On the science front, I don't have much time now to cover anything in any depth. However, if anyone happened to catch William M. Gray (Colorado St. U.) on Tucker Carlson's MSNBC show the other night, you might have been surprised to hear an atmospheric scientist literally decrying the human-caused global warming. I know I was. I'm unaware of any other atmospheric scientists, including climate scientists, hydrographers, geographers, and oceanographers, who don't believe human activities have led to the dramatic global warming over the past 50 years or so. William Gray, for all the good work he's contributed in the past, seems now incapable of separating personal beliefs from scientific evidence. His views are surprising, given his active role in tropical cyclone predictions, which are cited on several web sites, like CaribWx.com. There is an interview with Gray on discover.com [LINK] which starts out sounding fine, and then degenerates into Gray decrying global warming. Gray seems to link changes in ENSO, ocean circulation, and other global patterns with cyclone activity, but doesn't believe that there is any link between such phenomena and human activity. He claims most of the older atmospheric scientists are with him on this, but I doubt that very much. While it is true that Gray is a pioneer in cyclone prediction, his views on global warming are extremely outside the mainstream, and I have found no scientific evidence that his view are defensible. One of his co-authors, Chris Landsea, is another hurricane expert who doubts the connection between hurricanes and global warming, but I don't know about his beliefs regarding anthropogenic climate change (although I suspect they are within the mainstream).
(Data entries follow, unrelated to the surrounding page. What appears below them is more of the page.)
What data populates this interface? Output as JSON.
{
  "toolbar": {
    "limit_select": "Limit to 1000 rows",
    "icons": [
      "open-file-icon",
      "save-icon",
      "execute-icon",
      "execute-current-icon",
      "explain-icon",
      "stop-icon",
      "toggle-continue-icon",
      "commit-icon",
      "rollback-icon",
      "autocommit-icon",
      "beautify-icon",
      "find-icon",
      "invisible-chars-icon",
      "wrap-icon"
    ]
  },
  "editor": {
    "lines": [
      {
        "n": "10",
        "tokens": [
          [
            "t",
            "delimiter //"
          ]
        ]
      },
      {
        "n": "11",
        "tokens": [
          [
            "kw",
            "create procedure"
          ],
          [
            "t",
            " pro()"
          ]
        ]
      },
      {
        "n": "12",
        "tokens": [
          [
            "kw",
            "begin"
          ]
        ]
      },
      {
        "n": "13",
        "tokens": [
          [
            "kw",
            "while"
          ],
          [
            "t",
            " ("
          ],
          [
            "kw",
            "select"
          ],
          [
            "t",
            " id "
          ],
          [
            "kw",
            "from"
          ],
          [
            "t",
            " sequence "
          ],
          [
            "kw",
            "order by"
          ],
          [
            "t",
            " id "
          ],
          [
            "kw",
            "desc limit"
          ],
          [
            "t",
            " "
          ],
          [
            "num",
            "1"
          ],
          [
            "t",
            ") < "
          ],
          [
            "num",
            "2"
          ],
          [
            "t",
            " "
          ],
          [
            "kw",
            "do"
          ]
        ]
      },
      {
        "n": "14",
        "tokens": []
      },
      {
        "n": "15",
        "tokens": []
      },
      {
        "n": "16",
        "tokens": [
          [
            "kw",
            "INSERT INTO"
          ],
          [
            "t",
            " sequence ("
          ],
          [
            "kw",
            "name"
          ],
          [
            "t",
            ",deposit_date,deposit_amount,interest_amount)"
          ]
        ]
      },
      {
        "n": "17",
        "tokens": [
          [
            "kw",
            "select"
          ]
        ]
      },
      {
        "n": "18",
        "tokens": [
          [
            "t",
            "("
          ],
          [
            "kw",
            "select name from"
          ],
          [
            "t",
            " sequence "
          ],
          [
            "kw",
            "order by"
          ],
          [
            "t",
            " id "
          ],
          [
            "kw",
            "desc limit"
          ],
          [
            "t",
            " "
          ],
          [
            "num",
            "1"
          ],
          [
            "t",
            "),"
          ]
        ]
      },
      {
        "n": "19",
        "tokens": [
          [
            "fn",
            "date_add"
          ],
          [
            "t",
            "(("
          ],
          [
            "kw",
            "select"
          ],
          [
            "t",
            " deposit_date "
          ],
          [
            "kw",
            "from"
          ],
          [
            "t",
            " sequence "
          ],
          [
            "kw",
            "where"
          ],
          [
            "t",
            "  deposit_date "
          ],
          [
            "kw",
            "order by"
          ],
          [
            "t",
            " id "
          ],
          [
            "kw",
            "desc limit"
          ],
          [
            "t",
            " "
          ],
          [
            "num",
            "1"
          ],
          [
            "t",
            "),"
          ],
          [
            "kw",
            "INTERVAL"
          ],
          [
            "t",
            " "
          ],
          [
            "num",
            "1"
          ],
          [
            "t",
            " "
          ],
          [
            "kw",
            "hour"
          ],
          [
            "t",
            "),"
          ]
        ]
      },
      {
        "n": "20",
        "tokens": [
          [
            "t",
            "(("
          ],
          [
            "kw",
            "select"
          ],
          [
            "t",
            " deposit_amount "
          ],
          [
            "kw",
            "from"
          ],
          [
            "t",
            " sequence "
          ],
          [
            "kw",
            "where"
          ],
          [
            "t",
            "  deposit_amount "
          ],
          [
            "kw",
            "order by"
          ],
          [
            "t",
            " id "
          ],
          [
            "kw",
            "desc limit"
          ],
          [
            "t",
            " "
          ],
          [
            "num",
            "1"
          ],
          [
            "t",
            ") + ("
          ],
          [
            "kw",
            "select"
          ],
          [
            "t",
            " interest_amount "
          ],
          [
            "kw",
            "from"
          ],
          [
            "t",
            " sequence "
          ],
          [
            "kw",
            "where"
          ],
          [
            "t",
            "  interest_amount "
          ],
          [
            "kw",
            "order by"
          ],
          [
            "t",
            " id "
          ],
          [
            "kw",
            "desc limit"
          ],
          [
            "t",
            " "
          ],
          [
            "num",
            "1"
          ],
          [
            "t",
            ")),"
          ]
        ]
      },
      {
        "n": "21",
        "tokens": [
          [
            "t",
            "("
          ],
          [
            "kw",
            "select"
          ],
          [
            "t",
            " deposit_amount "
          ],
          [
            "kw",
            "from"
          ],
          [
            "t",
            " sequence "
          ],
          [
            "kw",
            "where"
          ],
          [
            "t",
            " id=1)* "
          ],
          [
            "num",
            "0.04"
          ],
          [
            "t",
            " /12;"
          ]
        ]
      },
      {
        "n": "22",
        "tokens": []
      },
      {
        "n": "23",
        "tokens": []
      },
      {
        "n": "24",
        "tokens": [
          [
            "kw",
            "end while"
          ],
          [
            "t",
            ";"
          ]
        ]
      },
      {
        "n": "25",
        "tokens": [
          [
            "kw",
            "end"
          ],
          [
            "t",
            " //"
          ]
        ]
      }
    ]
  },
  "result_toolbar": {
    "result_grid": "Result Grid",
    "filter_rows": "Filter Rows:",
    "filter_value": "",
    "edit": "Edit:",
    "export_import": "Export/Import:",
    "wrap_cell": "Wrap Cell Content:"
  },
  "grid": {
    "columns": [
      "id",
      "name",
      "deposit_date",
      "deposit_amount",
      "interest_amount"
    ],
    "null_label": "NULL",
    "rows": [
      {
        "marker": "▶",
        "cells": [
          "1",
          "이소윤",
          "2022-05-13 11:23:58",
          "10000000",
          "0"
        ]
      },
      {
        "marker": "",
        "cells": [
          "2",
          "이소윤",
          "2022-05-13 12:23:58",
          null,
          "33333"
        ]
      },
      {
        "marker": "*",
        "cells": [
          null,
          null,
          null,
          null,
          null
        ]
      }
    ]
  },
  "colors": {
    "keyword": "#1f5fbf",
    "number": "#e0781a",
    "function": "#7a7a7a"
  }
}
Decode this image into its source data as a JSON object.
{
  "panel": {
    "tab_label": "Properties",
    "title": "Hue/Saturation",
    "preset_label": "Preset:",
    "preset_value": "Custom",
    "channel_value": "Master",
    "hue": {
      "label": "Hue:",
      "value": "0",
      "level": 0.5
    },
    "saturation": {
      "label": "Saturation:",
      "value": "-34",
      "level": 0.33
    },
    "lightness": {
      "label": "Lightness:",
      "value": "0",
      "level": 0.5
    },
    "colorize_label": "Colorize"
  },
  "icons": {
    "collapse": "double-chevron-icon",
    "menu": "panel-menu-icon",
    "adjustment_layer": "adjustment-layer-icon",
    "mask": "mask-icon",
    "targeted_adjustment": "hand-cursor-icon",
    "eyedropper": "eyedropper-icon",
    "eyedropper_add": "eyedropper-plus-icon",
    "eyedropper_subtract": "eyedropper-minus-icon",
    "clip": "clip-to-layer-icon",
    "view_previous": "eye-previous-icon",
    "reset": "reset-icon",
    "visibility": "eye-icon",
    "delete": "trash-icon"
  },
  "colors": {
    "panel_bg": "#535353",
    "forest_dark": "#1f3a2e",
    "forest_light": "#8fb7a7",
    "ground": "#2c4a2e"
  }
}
In extraterrestrial news, Enceladus, Saturn. A small moon with a +5 K temperature anomaly at the south pole and an atmosphere of 90% water vapor that has the highest reflectivity of any object in the solar system (big objects only?), has been featured in a lot of news stories over the past couple days [LINK]. It is a weird little place, and the astrobiologists are starting to get interested, I'm sure.

On a related note, I can't wait until extraterrestrial life is confirmed on any of our nearby candidates (Mars, Europa, Enceladus). It will likely make some people rethink some very backward views of the universe.

Finally today... obviously I've spent more time on this post than I should have... I wanted to link to a few climate change related news items. In the UK, 18 organizations ranging from environmental groups to Christian groups have formed "Stop Climate Chaos," a poorly named movement aimed at putting pressure on the UK government to do more about global climate change [LINK][LINK]. Also out of the UK, the WWF-UK (a member of Stop Climate Chaos) has issued a report about possible risks to species around the coasts of the UK. Sea-surface temperature is increasing, and sea level is rising, which could impact many aspects of both animal and plant life in the not-too-distant future. A very, very interesting study has been published linking an increase in a fungal blight in British Columbian lodgepole pines to increased summer rainfall. While the increased rainfall would usually be a good thing for the trees, the fungus can kill them, and the fungus depends critically on summer moisture to disperse spores. There isn't local warming around the affected area, but the increased rainfall seems linked to a trend in the climatic record (and is apparently not due to any known oscillation/cycle) [LINK][BioScience]. James Reynolds reports in The Scotsman that seabirds around Scotland's coast have had a very poor breeding season, and is probably due to a decline in the population of sand eels, which are a common food source for the birds. The report suggests climate change may be playing a role, although no explanation for such an assertion is provided by the article [LINK].